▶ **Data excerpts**
>>>

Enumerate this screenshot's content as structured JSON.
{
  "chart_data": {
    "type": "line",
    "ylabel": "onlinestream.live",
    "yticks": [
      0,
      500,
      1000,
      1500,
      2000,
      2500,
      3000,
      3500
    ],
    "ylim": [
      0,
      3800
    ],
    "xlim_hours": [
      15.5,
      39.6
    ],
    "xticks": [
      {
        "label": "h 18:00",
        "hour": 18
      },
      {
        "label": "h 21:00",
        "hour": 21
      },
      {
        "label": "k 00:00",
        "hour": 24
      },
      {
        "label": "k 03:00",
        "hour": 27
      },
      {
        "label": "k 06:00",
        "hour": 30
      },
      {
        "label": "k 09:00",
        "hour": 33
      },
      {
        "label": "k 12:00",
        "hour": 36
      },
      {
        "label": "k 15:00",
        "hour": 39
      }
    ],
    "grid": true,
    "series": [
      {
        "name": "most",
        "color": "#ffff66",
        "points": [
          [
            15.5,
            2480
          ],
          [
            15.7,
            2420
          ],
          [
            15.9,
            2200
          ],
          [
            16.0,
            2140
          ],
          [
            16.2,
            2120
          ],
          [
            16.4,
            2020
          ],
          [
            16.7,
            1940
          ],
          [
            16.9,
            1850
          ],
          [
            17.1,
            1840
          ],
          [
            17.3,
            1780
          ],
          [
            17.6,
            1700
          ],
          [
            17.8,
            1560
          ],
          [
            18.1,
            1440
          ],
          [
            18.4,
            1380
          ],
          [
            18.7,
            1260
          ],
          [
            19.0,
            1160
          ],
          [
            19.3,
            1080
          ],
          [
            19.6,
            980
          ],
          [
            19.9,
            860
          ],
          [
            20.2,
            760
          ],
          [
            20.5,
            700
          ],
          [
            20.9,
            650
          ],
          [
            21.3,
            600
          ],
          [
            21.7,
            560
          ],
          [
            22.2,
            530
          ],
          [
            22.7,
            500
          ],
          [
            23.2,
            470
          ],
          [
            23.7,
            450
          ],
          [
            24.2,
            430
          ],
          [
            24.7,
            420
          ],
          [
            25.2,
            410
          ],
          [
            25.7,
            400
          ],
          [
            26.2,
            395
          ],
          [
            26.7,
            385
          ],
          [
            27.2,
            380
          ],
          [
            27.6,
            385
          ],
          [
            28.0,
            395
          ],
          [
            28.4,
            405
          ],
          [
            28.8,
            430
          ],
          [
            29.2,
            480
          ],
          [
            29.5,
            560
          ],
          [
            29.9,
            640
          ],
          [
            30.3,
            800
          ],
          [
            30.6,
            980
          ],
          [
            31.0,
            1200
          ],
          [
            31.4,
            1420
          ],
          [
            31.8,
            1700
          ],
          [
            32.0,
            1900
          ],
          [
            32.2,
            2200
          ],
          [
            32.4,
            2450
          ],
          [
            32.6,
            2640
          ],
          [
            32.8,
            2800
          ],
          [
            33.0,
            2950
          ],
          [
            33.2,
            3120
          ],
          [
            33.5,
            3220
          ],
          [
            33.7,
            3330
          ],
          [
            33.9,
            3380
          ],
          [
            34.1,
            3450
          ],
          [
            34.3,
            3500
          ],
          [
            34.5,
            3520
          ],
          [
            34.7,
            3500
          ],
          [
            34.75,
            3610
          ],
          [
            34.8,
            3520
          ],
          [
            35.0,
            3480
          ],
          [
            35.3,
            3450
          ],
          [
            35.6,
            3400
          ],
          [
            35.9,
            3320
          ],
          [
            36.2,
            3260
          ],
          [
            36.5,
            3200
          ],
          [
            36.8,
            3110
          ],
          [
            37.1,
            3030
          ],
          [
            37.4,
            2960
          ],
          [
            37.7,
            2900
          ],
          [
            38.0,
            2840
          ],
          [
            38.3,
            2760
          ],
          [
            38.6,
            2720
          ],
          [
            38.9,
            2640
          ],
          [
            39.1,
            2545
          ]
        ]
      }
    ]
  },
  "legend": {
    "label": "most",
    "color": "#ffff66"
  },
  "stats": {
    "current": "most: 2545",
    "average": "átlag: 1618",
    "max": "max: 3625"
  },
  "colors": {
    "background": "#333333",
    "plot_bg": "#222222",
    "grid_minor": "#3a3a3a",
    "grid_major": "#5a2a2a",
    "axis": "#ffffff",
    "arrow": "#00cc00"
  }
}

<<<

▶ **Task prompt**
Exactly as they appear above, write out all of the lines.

▶ **Response to this exercise**
Enumerate this screenshot's content as structured JSON.
{
  "chart_data": {
    "type": "line",
    "ylabel": "onlinestream.live",
    "yticks": [
      0,
      500,
      1000,
      1500,
      2000,
      2500,
      3000,
      3500
    ],
    "ylim": [
      0,
      3800
    ],
    "xlim_hours": [
      15.5,
      39.6
    ],
    "xticks": [
      {
        "label": "h 18:00",
        "hour": 18
      },
      {
        "label": "h 21:00",
        "hour": 21
      },
      {
        "label": "k 00:00",
        "hour": 24
      },
      {
        "label": "k 03:00",
        "hour": 27
      },
      {
        "label": "k 06:00",
        "hour": 30
      },
      {
        "label": "k 09:00",
        "hour": 33
      },
      {
        "label": "k 12:00",
        "hour": 36
      },
      {
        "label": "k 15:00",
        "hour": 39
      }
    ],
    "grid": true,
    "series": [
      {
        "name": "most",
        "color": "#ffff66",
        "points": [
          [
            15.5,
            2480
          ],
          [
            15.7,
            2420
          ],
          [
            15.9,
            2200
          ],
          [
            16.0,
            2140
          ],
          [
            16.2,
            2120
          ],
          [
            16.4,
            2020
          ],
          [
            16.7,
            1940
          ],
          [
            16.9,
            1850
          ],
          [
            17.1,
            1840
          ],
          [
            17.3,
            1780
          ],
          [
            17.6,
            1700
          ],
          [
            17.8,
            1560
          ],
          [
            18.1,
            1440
          ],
          [
            18.4,
            1380
          ],
          [
            18.7,
            1260
          ],
          [
            19.0,
            1160
          ],
          [
            19.3,
            1080
          ],
          [
            19.6,
            980
          ],
          [
            19.9,
            860
          ],
          [
            20.2,
            760
          ],
          [
            20.5,
            700
          ],
          [
            20.9,
            650
          ],
          [
            21.3,
            600
          ],
          [
            21.7,
            560
          ],
          [
            22.2,
            530
          ],
          [
            22.7,
            500
          ],
          [
            23.2,
            470
          ],
          [
            23.7,
            450
          ],
          [
            24.2,
            430
          ],
          [
            24.7,
            420
          ],
          [
            25.2,
            410
          ],
          [
            25.7,
            400
          ],
          [
            26.2,
            395
          ],
          [
            26.7,
            385
          ],
          [
            27.2,
            380
          ],
          [
            27.6,
            385
          ],
          [
            28.0,
            395
          ],
          [
            28.4,
            405
          ],
          [
            28.8,
            430
          ],
          [
            29.2,
            480
          ],
          [
            29.5,
            560
          ],
          [
            29.9,
            640
          ],
          [
            30.3,
            800
          ],
          [
            30.6,
            980
          ],
          [
            31.0,
            1200
          ],
          [
            31.4,
            1420
          ],
          [
            31.8,
            1700
          ],
          [
            32.0,
            1900
          ],
          [
            32.2,
            2200
          ],
          [
            32.4,
            2450
          ],
          [
            32.6,
            2640
          ],
          [
            32.8,
            2800
          ],
          [
            33.0,
            2950
          ],
          [
            33.2,
            3120
          ],
          [
            33.5,
            3220
          ],
          [
            33.7,
            3330
          ],
          [
            33.9,
            3380
          ],
          [
            34.1,
            3450
          ],
          [
            34.3,
            3500
          ],
          [
            34.5,
            3520
          ],
          [
            34.7,
            3500
          ],
          [
            34.75,
            3610
          ],
          [
            34.8,
            3520
          ],
          [
            35.0,
            3480
          ],
          [
            35.3,
            3450
          ],
          [
            35.6,
            3400
          ],
          [
            35.9,
            3320
          ],
          [
            36.2,
            3260
          ],
          [
            36.5,
            3200
          ],
          [
            36.8,
            3110
          ],
          [
            37.1,
            3030
          ],
          [
            37.4,
            2960
          ],
          [
            37.7,
            2900
          ],
          [
            38.0,
            2840
          ],
          [
            38.3,
            2760
          ],
          [
            38.6,
            2720
          ],
          [
            38.9,
            2640
          ],
          [
            39.1,
            2545
          ]
        ]
      }
    ]
  },
  "legend": {
    "label": "most",
    "color": "#ffff66"
  },
  "stats": {
    "current": "most: 2545",
    "average": "átlag: 1618",
    "max": "max: 3625"
  },
  "colors": {
    "background": "#333333",
    "plot_bg": "#222222",
    "grid_minor": "#3a3a3a",
    "grid_major": "#5a2a2a",
    "axis": "#ffffff",
    "arrow": "#00cc00"
  }
}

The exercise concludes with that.